ByÂ Nanditha Sankar:
The months of October-November usher in a frenzy of activity across the country. For the dealers in gold, it is the time of Dhanteras-a day when they can literally ‘strike gold’ thanks to the seismic wave of customers. Whether buying gold that day really brings in more fortune is a question no one can answer. But the pressing issue here is that of the day of Diwali that follows Dhanteras.
My point here is not to quell the beliefs of anyone and so I go on to that which has been troubling me — the day following Dhanteras which should be rightfully titled the “Festival of Smoke” more than that of lights. Every Diwali, the pollution levels before and after it shows a stark contrast- towards the rise. Every Diwali, at least a 100 people die, thanks to some cracker having burst explosively and another 100 are disabled for life. And these are the estimates from a single city. Multiply that for the entire country and you get a sizeable amount. The amount of residual particulate matter (RSPM), which has already reached the red-zone, is only boosted for the worse during Diwali season only to deteriorate the condition of those with respiratory ailments. The smoke that engulfs the cities during Diwali times goes without mention as well. These may not be good enough reasons for you and some of my friends who would gleefully call me a killjoy.
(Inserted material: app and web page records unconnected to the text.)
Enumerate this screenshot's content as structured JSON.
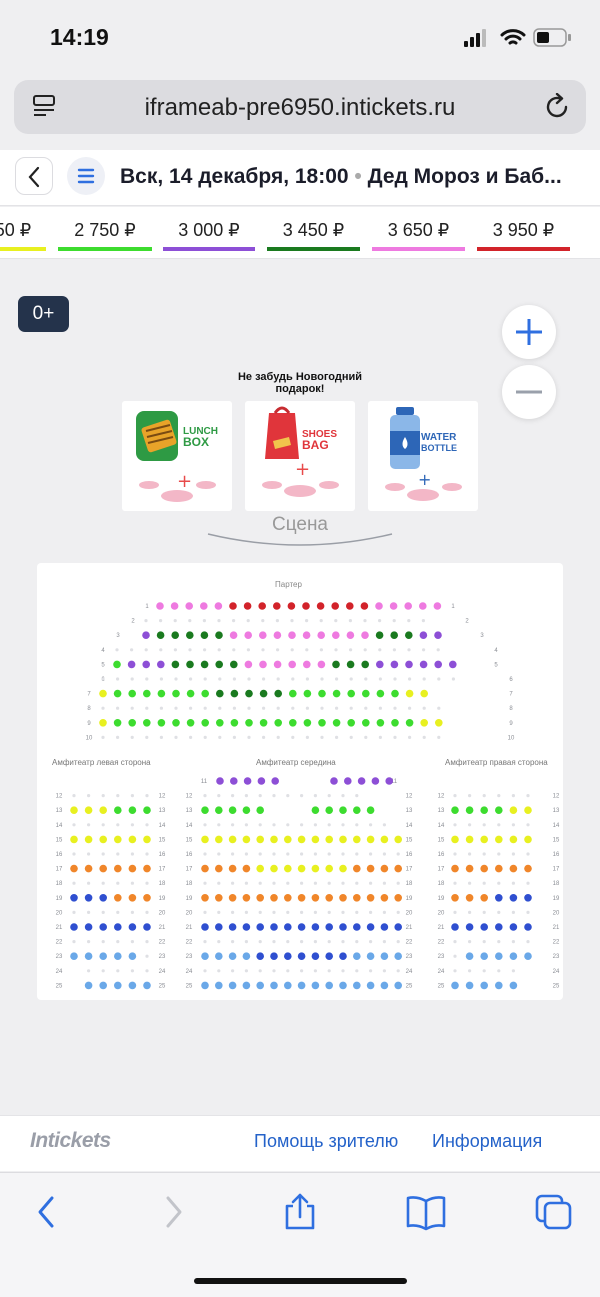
{
  "status_bar": {
    "time": "14:19"
  },
  "browser": {
    "url": "iframeab-pre6950.intickets.ru"
  },
  "event": {
    "title": "Вск, 14 декабря, 18:00",
    "separator": "•",
    "show": "Дед Мороз и Баб..."
  },
  "prices": [
    {
      "label": "50 ₽",
      "color": "#e8f020"
    },
    {
      "label": "2 750 ₽",
      "color": "#3ddc2f"
    },
    {
      "label": "3 000 ₽",
      "color": "#8d4fd6"
    },
    {
      "label": "3 450 ₽",
      "color": "#1a7a1f"
    },
    {
      "label": "3 650 ₽",
      "color": "#ee7ae0"
    },
    {
      "label": "3 950 ₽",
      "color": "#d2232a"
    }
  ],
  "map": {
    "age_rating": "0+",
    "promo_title_line1": "Не забудь Новогодний",
    "promo_title_line2": "подарок!",
    "promo_cards": [
      {
        "line1": "LUNCH",
        "line2": "BOX"
      },
      {
        "line1": "SHOES",
        "line2": "BAG"
      },
      {
        "line1": "WATER",
        "line2": "BOTTLE"
      }
    ],
    "stage_label": "Сцена",
    "sections": {
      "parterre": "Партер",
      "amph_left": "Амфитеатр левая сторона",
      "amph_middle": "Амфитеатр середина",
      "amph_right": "Амфитеатр правая сторона"
    },
    "parterre_rows": [
      "1",
      "2",
      "3",
      "4",
      "5",
      "6",
      "7",
      "8",
      "9",
      "10"
    ],
    "amph_rows": [
      "11",
      "12",
      "13",
      "14",
      "15",
      "16",
      "17",
      "18",
      "19",
      "20",
      "21",
      "22",
      "23",
      "24",
      "25"
    ]
  },
  "footer": {
    "logo": "Intickets",
    "links": [
      "Помощь зрителю",
      "Информация"
    ]
  },
  "colors": {
    "accent": "#2f6fe0",
    "seat_empty": "#dfe0e4",
    "orange": "#f0862a",
    "blue_dark": "#2f4fd0",
    "blue_light": "#6aa8e8"
  }
}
The most important reason why I decided to write this down is the plight of little kids in India’s largest firecracker manufacturing city-Sivakasi. In a country which is en route child labour eradication, this city stands out shamefully with a workforce of 30 Â from the age group of 4-16, of whom 90% are girls. Almost every year, there occurs an accident in these factories leading to the death of several of these innocent kids who are sent to procure some cash for their hunger-stricken families.
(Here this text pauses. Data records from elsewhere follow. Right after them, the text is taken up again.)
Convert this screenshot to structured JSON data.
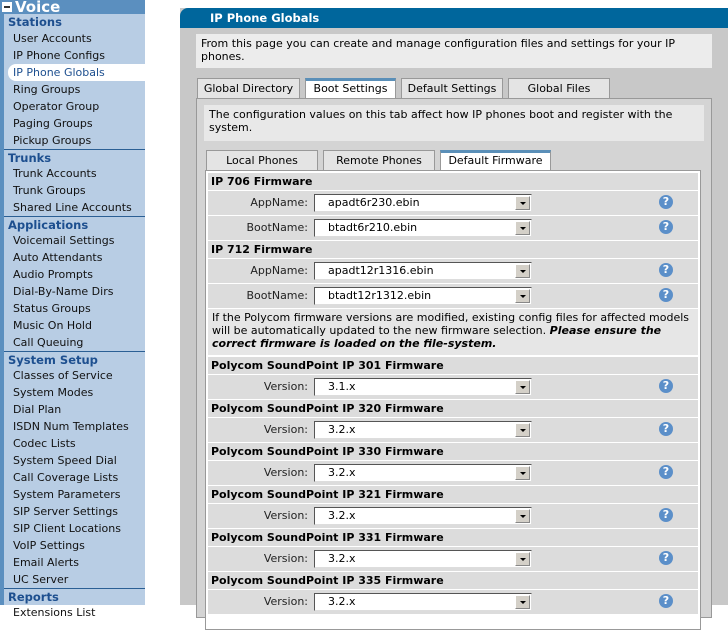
{
  "sidebar": {
    "title": "Voice",
    "groups": [
      {
        "label": "Stations",
        "items": [
          "User Accounts",
          "IP Phone Configs",
          "IP Phone Globals",
          "Ring Groups",
          "Operator Group",
          "Paging Groups",
          "Pickup Groups"
        ]
      },
      {
        "label": "Trunks",
        "items": [
          "Trunk Accounts",
          "Trunk Groups",
          "Shared Line Accounts"
        ]
      },
      {
        "label": "Applications",
        "items": [
          "Voicemail Settings",
          "Auto Attendants",
          "Audio Prompts",
          "Dial-By-Name Dirs",
          "Status Groups",
          "Music On Hold",
          "Call Queuing"
        ]
      },
      {
        "label": "System Setup",
        "items": [
          "Classes of Service",
          "System Modes",
          "Dial Plan",
          "ISDN Num Templates",
          "Codec Lists",
          "System Speed Dial",
          "Call Coverage Lists",
          "System Parameters",
          "SIP Server Settings",
          "SIP Client Locations",
          "VoIP Settings",
          "Email Alerts",
          "UC Server"
        ]
      },
      {
        "label": "Reports",
        "items": [
          "Extensions List"
        ]
      }
    ],
    "selected": "IP Phone Globals"
  },
  "main": {
    "title": "IP Phone Globals",
    "intro": "From this page you can create and manage configuration files and settings for your IP phones.",
    "tabs": [
      "Global Directory",
      "Boot Settings",
      "Default Settings",
      "Global Files"
    ],
    "active_tab": "Boot Settings",
    "description": "The configuration values on this tab affect how IP phones boot and register with the system.",
    "subtabs": [
      "Local Phones",
      "Remote Phones",
      "Default Firmware"
    ],
    "active_subtab": "Default Firmware",
    "firmware": {
      "ip706": {
        "title": "IP 706 Firmware",
        "app_label": "AppName:",
        "app_value": "apadt6r230.ebin",
        "boot_label": "BootName:",
        "boot_value": "btadt6r210.ebin"
      },
      "ip712": {
        "title": "IP 712 Firmware",
        "app_label": "AppName:",
        "app_value": "apadt12r1316.ebin",
        "boot_label": "BootName:",
        "boot_value": "btadt12r1312.ebin"
      },
      "note": "If the Polycom firmware versions are modified, existing config files for affected models will be automatically updated to the new firmware selection. ",
      "note_bold": "Please ensure the correct firmware is loaded on the file-system.",
      "polycom": [
        {
          "title": "Polycom SoundPoint IP 301 Firmware",
          "label": "Version:",
          "value": "3.1.x"
        },
        {
          "title": "Polycom SoundPoint IP 320 Firmware",
          "label": "Version:",
          "value": "3.2.x"
        },
        {
          "title": "Polycom SoundPoint IP 330 Firmware",
          "label": "Version:",
          "value": "3.2.x"
        },
        {
          "title": "Polycom SoundPoint IP 321 Firmware",
          "label": "Version:",
          "value": "3.2.x"
        },
        {
          "title": "Polycom SoundPoint IP 331 Firmware",
          "label": "Version:",
          "value": "3.2.x"
        },
        {
          "title": "Polycom SoundPoint IP 335 Firmware",
          "label": "Version:",
          "value": "3.2.x"
        }
      ]
    },
    "help_glyph": "?"
  },
  "colors": {
    "header": "#00669c",
    "sidebar": "#b8cde4",
    "group_text": "#1d4f8f"
  }
}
Cheap labour, dire poverty and illiteracy are the key reasons that propel these young girls and boys to these factories. With little surety of coming back alive, they spend their lives in inhuman conditions, exposing themselves to serious health hazards surrounded by a sea of chemicals. If you were to argue that shutting them down would ruinÂ their families, you should know that Sivakasi has a flourishing printing press that accounts for 30% of India’s diaries. Surely, these children could be relocated to other industries.
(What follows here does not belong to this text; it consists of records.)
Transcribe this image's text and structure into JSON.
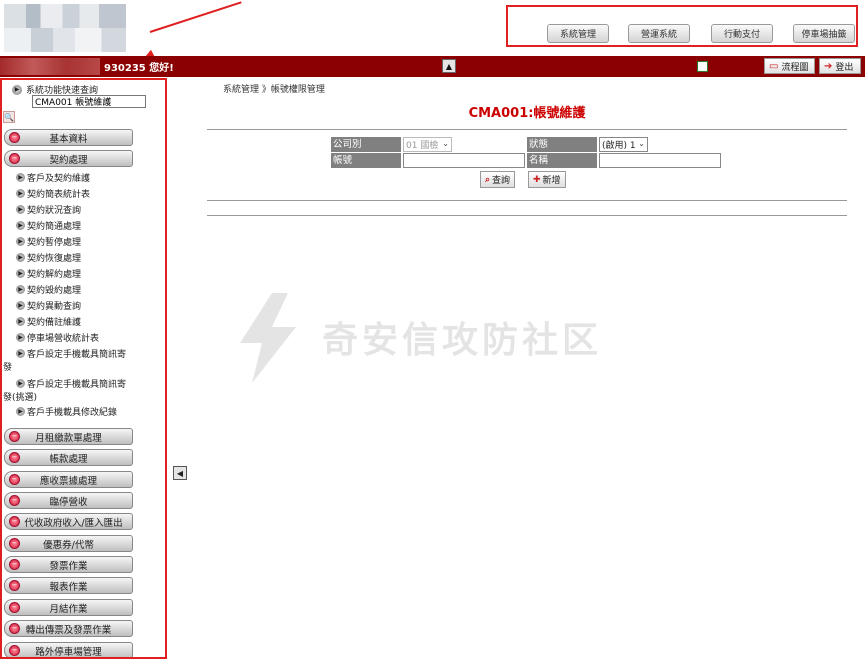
{
  "header": {
    "nav_buttons": [
      "系統管理",
      "營運系統",
      "行動支付",
      "停車場抽籤"
    ],
    "greeting": "930235 您好!",
    "flow_button": "流程圖",
    "logout_button": "登出"
  },
  "sidebar": {
    "quick_query_label": "系統功能快速查詢",
    "quick_query_value": "CMA001 帳號維護",
    "categories_top": [
      "基本資料",
      "契約處理"
    ],
    "contract_items": [
      "客戶及契約維護",
      "契約簡表統計表",
      "契約狀況查詢",
      "契約簡通處理",
      "契約暫停處理",
      "契約恢復處理",
      "契約解約處理",
      "契約毀約處理",
      "契約異動查詢",
      "契約備註維護",
      "停車場營收統計表",
      "客戶設定手機載具簡訊寄"
    ],
    "wrap_1": "發",
    "item_13": "客戶設定手機載具簡訊寄",
    "wrap_2": "發(挑選)",
    "item_14": "客戶手機載具修改紀錄",
    "categories_bottom": [
      "月租繳款單處理",
      "帳款處理",
      "應收票據處理",
      "臨停營收",
      "代收政府收入/匯入匯出",
      "優惠券/代幣",
      "發票作業",
      "報表作業",
      "月結作業",
      "轉出傳票及發票作業",
      "路外停車場管理"
    ]
  },
  "content": {
    "breadcrumb": "系統管理 》帳號權限管理",
    "title": "CMA001:帳號維護",
    "form": {
      "company_label": "公司別",
      "company_value": "01 國檢",
      "status_label": "狀態",
      "status_value": "(啟用) 1",
      "account_label": "帳號",
      "account_value": "",
      "name_label": "名稱",
      "name_value": ""
    },
    "query_button": "查詢",
    "add_button": "新增"
  },
  "watermark": "奇安信攻防社区",
  "colors": {
    "header_bar": "#8b0000",
    "title": "#cc0000",
    "annotation": "#e02020"
  }
}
When fireworks are banned in several other countries, why can’t we take cue and follow their lead? Would it hurt us so much to sacrifice ephemeral joy on seeing the crackers burst make way for some peace, safety and most importantly a greener environment?